Next, what if AT works for an ISP—perhaps on the IT staff for the State of South Carolina or for a commercial email provider? In this case, AT should worry a little more. Although ISPs tend to have many legal reasons to access the content of communications stored on their servers or passing through their wires, this authority is not unlimited, as I have written about elsewhere. The ISP employee’s liability or culpability will turn on factors like terms of service and motive. For example, if the employee stumbled upon the messages during routine server maintenance, there may be a good defense.

The Newspaper

Lastly, let’s turn to the newspaper, The State. First, if AT did not break any of these laws by obtaining or disclosing the messages, then the newspaper likewise did not break any of these laws by publishing them.

Even if AT has broken the CFAA or SCA, the newspaper probably has no downstream liability for its subsequent publication. These two laws focus on initial access or disclosure, not on subsequent, downstream uses and disclosures.

The Wiretap Act, on the other hand, restricts the downstream use and disclosure of illegally intercepted communications. Here, however, the First Amendment probably provides a defense.

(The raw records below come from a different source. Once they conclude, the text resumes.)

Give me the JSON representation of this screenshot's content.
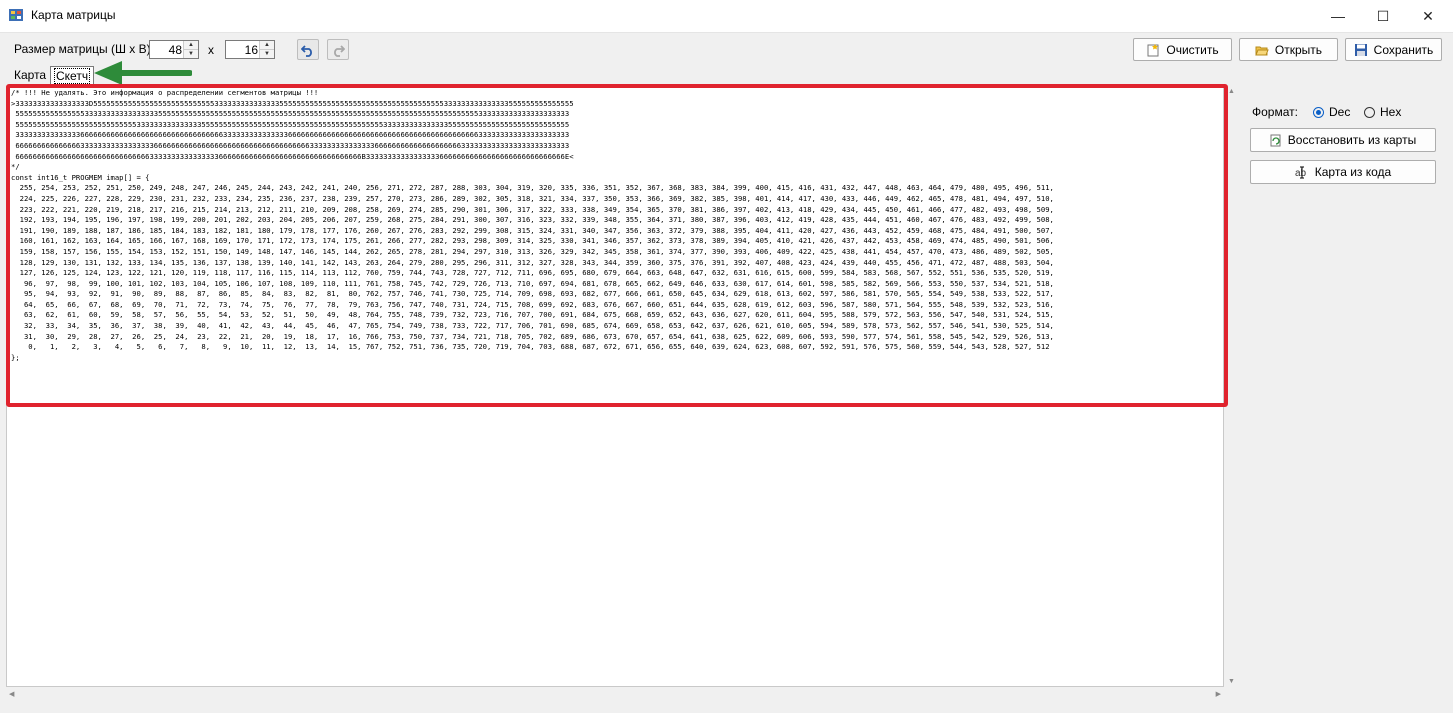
{
  "window": {
    "title": "Карта матрицы",
    "minimize": "—",
    "maximize": "☐",
    "close": "✕"
  },
  "toolbar": {
    "size_label": "Размер матрицы (Ш x В)",
    "width_value": "48",
    "height_value": "16",
    "x_label": "x",
    "undo_icon": "undo-icon",
    "redo_icon": "redo-icon",
    "clear_label": "Очистить",
    "open_label": "Открыть",
    "save_label": "Сохранить"
  },
  "tabs": [
    {
      "label": "Карта",
      "active": false
    },
    {
      "label": "Скетч",
      "active": true
    }
  ],
  "editor": {
    "lines": [
      "/* !!! Не удалять. Это информация о распределении сегментов матрицы !!!",
      ">33333333333333333D555555555555555555555555555533333333333333355555555555555555555555555555555555555333333333333333555555555555555",
      " 55555555555555553333333333333333355555555555555555555555555555555555555555555555555555555555555555555555555333333333333333333333",
      " 55555555555555555555555555553333333333333335555555555555555555555555555555555555555553333333333333335555555555555555555555555555",
      " 33333333333333366666666666666666666666666666666633333333333333366666666666666666666666666666666666666666666333333333333333333333",
      " 66666666666666633333333333333333666666666666666666666666666666666666333333333333333666666666666666666663333333333333333333333333",
      " 66666666666666666666666666666663333333333333333666666666666666666666666666666666B3333333333333333366666666666666666666666666666E<",
      "*/",
      "const int16_t PROGMEM imap[] = {",
      "  255, 254, 253, 252, 251, 250, 249, 248, 247, 246, 245, 244, 243, 242, 241, 240, 256, 271, 272, 287, 288, 303, 304, 319, 320, 335, 336, 351, 352, 367, 368, 383, 384, 399, 400, 415, 416, 431, 432, 447, 448, 463, 464, 479, 480, 495, 496, 511,",
      "  224, 225, 226, 227, 228, 229, 230, 231, 232, 233, 234, 235, 236, 237, 238, 239, 257, 270, 273, 286, 289, 302, 305, 318, 321, 334, 337, 350, 353, 366, 369, 382, 385, 398, 401, 414, 417, 430, 433, 446, 449, 462, 465, 478, 481, 494, 497, 510,",
      "  223, 222, 221, 220, 219, 218, 217, 216, 215, 214, 213, 212, 211, 210, 209, 208, 258, 269, 274, 285, 290, 301, 306, 317, 322, 333, 338, 349, 354, 365, 370, 381, 386, 397, 402, 413, 418, 429, 434, 445, 450, 461, 466, 477, 482, 493, 498, 509,",
      "  192, 193, 194, 195, 196, 197, 198, 199, 200, 201, 202, 203, 204, 205, 206, 207, 259, 268, 275, 284, 291, 300, 307, 316, 323, 332, 339, 348, 355, 364, 371, 380, 387, 396, 403, 412, 419, 428, 435, 444, 451, 460, 467, 476, 483, 492, 499, 508,",
      "  191, 190, 189, 188, 187, 186, 185, 184, 183, 182, 181, 180, 179, 178, 177, 176, 260, 267, 276, 283, 292, 299, 308, 315, 324, 331, 340, 347, 356, 363, 372, 379, 388, 395, 404, 411, 420, 427, 436, 443, 452, 459, 468, 475, 484, 491, 500, 507,",
      "  160, 161, 162, 163, 164, 165, 166, 167, 168, 169, 170, 171, 172, 173, 174, 175, 261, 266, 277, 282, 293, 298, 309, 314, 325, 330, 341, 346, 357, 362, 373, 378, 389, 394, 405, 410, 421, 426, 437, 442, 453, 458, 469, 474, 485, 490, 501, 506,",
      "  159, 158, 157, 156, 155, 154, 153, 152, 151, 150, 149, 148, 147, 146, 145, 144, 262, 265, 278, 281, 294, 297, 310, 313, 326, 329, 342, 345, 358, 361, 374, 377, 390, 393, 406, 409, 422, 425, 438, 441, 454, 457, 470, 473, 486, 489, 502, 505,",
      "  128, 129, 130, 131, 132, 133, 134, 135, 136, 137, 138, 139, 140, 141, 142, 143, 263, 264, 279, 280, 295, 296, 311, 312, 327, 328, 343, 344, 359, 360, 375, 376, 391, 392, 407, 408, 423, 424, 439, 440, 455, 456, 471, 472, 487, 488, 503, 504,",
      "  127, 126, 125, 124, 123, 122, 121, 120, 119, 118, 117, 116, 115, 114, 113, 112, 760, 759, 744, 743, 728, 727, 712, 711, 696, 695, 680, 679, 664, 663, 648, 647, 632, 631, 616, 615, 600, 599, 584, 583, 568, 567, 552, 551, 536, 535, 520, 519,",
      "   96,  97,  98,  99, 100, 101, 102, 103, 104, 105, 106, 107, 108, 109, 110, 111, 761, 758, 745, 742, 729, 726, 713, 710, 697, 694, 681, 678, 665, 662, 649, 646, 633, 630, 617, 614, 601, 598, 585, 582, 569, 566, 553, 550, 537, 534, 521, 518,",
      "   95,  94,  93,  92,  91,  90,  89,  88,  87,  86,  85,  84,  83,  82,  81,  80, 762, 757, 746, 741, 730, 725, 714, 709, 698, 693, 682, 677, 666, 661, 650, 645, 634, 629, 618, 613, 602, 597, 586, 581, 570, 565, 554, 549, 538, 533, 522, 517,",
      "   64,  65,  66,  67,  68,  69,  70,  71,  72,  73,  74,  75,  76,  77,  78,  79, 763, 756, 747, 740, 731, 724, 715, 708, 699, 692, 683, 676, 667, 660, 651, 644, 635, 628, 619, 612, 603, 596, 587, 580, 571, 564, 555, 548, 539, 532, 523, 516,",
      "   63,  62,  61,  60,  59,  58,  57,  56,  55,  54,  53,  52,  51,  50,  49,  48, 764, 755, 748, 739, 732, 723, 716, 707, 700, 691, 684, 675, 668, 659, 652, 643, 636, 627, 620, 611, 604, 595, 588, 579, 572, 563, 556, 547, 540, 531, 524, 515,",
      "   32,  33,  34,  35,  36,  37,  38,  39,  40,  41,  42,  43,  44,  45,  46,  47, 765, 754, 749, 738, 733, 722, 717, 706, 701, 690, 685, 674, 669, 658, 653, 642, 637, 626, 621, 610, 605, 594, 589, 578, 573, 562, 557, 546, 541, 530, 525, 514,",
      "   31,  30,  29,  28,  27,  26,  25,  24,  23,  22,  21,  20,  19,  18,  17,  16, 766, 753, 750, 737, 734, 721, 718, 705, 702, 689, 686, 673, 670, 657, 654, 641, 638, 625, 622, 609, 606, 593, 590, 577, 574, 561, 558, 545, 542, 529, 526, 513,",
      "    0,   1,   2,   3,   4,   5,   6,   7,   8,   9,  10,  11,  12,  13,  14,  15, 767, 752, 751, 736, 735, 720, 719, 704, 703, 688, 687, 672, 671, 656, 655, 640, 639, 624, 623, 608, 607, 592, 591, 576, 575, 560, 559, 544, 543, 528, 527, 512",
      "};"
    ]
  },
  "right_panel": {
    "format_label": "Формат:",
    "options": [
      {
        "label": "Dec",
        "selected": true
      },
      {
        "label": "Hex",
        "selected": false
      }
    ],
    "restore_label": "Восстановить из карты",
    "from_code_label": "Карта из кода"
  },
  "colors": {
    "highlight_border": "#e0232e",
    "arrow": "#2e8b3a",
    "radio_accent": "#0a5fc7"
  }
}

In Bartnicki v. Vopper, the Supreme Court held that the First Amendment shields the media from liability for the publication of content illegally intercepted under the Wiretap Act if the content is “about a matter of public concern.” Granted, the private communications in Bartnicki—a phone call between a union negotiator and the union’s president about the status of negotiations—seem more a matter of public concern and less private than the intimate love letters between a politician and his mistress. But, I am no First Amendment expert, so I will leave it to others to decide how these facts fare under Bartnicki. To my nonexpert eye, given the sweeping language both in Bartnicki and in the cases cited by Bartnicki (starting with New York Times v. Sullivan), it seems that the First Amendment shield applies here.

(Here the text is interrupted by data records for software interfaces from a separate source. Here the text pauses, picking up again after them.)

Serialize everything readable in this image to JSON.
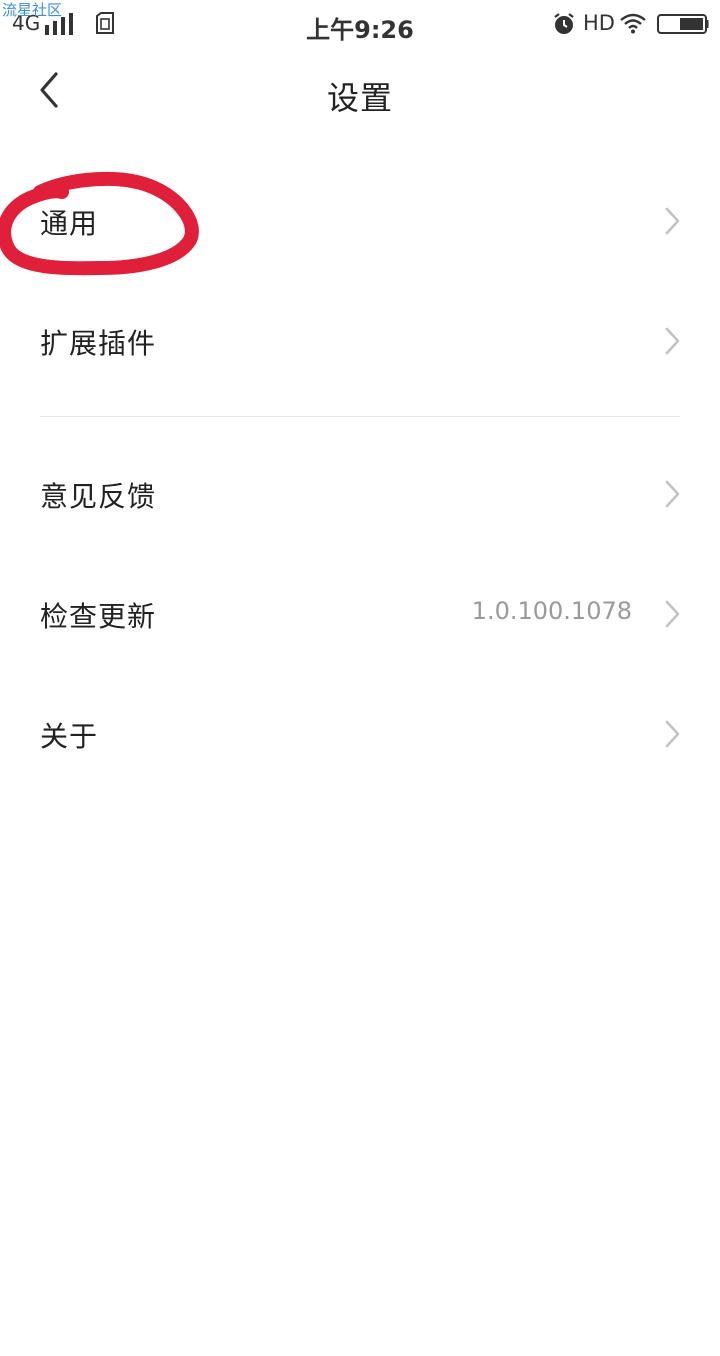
{
  "watermark": "流星社区",
  "status_bar": {
    "network": "4G",
    "time": "上午9:26",
    "hd": "HD",
    "icons": [
      "signal-icon",
      "sim-icon",
      "alarm-icon",
      "wifi-icon",
      "battery-icon"
    ]
  },
  "header": {
    "title": "设置",
    "back_icon": "chevron-left-icon"
  },
  "settings": {
    "items": [
      {
        "label": "通用",
        "value": ""
      },
      {
        "label": "扩展插件",
        "value": ""
      },
      {
        "label": "意见反馈",
        "value": ""
      },
      {
        "label": "检查更新",
        "value": "1.0.100.1078"
      },
      {
        "label": "关于",
        "value": ""
      }
    ]
  },
  "annotation": {
    "color": "#e0203a",
    "target": "通用"
  }
}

Final Thought: So, Who is the Tipster?

Finally, Sanford or Maria might sue the newspaper and AT (as a so-called “John Doe” defendant) in order to discover AT’s identity. A plaintiff in a civil lawsuit can ask a judge to order a subpoena to discover an unknown defendant’s identity. No doubt, the newspaper would fight such a subpoena vigorously, but whether or not it would succeed is a topic for another day.